    but were in fact, as every schoolboy knows:

    Bugger Bognor!

    In response to Lord Dawson of Penn's assurance that he would soon be in his beloved Bognor again.

  5. No. 'Bugger Bonor' may or may not have been said in response to to the proposed 'Regis' but they

    were not his last words, as every schoolboy should know.

  6. He was a heavy smoker and, in 1928, he fell ill with a chest infection. He spent some time recuperating at Sir Arthur du Cros's house in the south-coast town of Bognor and, the story goes, when he was leaving the town he was petitioned to rename it Bognor Regis as a mark of his visit. The famous 'Bugger Bognor!" remark may or may not have been his reply but, sadly, they weren't his dying words.

    George returned to London and lived in some discomfort for a few more years, finally succumbing at Sandringham House in 1936. Another version of his final words is "How is the Empire?", said to his secretary Clive Wigram on the day of his death. A variant of the "Bugger Bognor!" story is that he said it on his deathbed when it was suggested that he might soon be well enough to return there. His actual last words appear to have been less quotable - his physician Lord Dawson reported later that his final utterance was "God damn you", said to his nurse when she administered a sedative. There has been much speculation that Dawson prescribed the sedative to hasten the King's demise, so that the press would have the story for the morning newspapers.

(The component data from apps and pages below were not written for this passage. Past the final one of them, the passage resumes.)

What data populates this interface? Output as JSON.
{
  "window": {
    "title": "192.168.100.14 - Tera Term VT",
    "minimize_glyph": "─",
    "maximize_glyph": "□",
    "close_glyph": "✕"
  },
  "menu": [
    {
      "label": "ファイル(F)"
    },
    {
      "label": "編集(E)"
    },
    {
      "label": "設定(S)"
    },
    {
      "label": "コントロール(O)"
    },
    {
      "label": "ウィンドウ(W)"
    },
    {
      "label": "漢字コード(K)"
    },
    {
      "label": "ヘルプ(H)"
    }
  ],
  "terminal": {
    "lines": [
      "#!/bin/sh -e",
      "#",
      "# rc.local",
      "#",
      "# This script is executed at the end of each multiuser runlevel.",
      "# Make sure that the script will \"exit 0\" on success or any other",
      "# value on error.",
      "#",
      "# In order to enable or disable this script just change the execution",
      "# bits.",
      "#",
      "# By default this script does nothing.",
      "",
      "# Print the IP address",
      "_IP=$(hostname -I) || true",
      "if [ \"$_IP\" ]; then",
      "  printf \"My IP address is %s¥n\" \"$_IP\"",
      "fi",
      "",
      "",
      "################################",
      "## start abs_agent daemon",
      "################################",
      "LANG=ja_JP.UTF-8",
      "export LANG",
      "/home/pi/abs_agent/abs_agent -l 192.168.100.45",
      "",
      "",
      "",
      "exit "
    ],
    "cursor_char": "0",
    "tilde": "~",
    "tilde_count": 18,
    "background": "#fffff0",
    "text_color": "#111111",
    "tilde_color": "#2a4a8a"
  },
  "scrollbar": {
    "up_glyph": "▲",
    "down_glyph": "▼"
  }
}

    Dawson coined a memorable line for the media with his press release during George's final hours - "The King's life is drawing peacefully to a close".

  7. My memory was at fault. I love Kenneth Rose's biography of George V, one of the funniest book I ever read and must blog about him. He said to Anthony Eden when he became Foreign Secretary following the furore that erupted over the Hoare-Laval Pact.I said to your predecessor: 'You know what they're all saying, no more coals to Newcastle, no more Hoares to Paris.' The fellow didn't even laugh.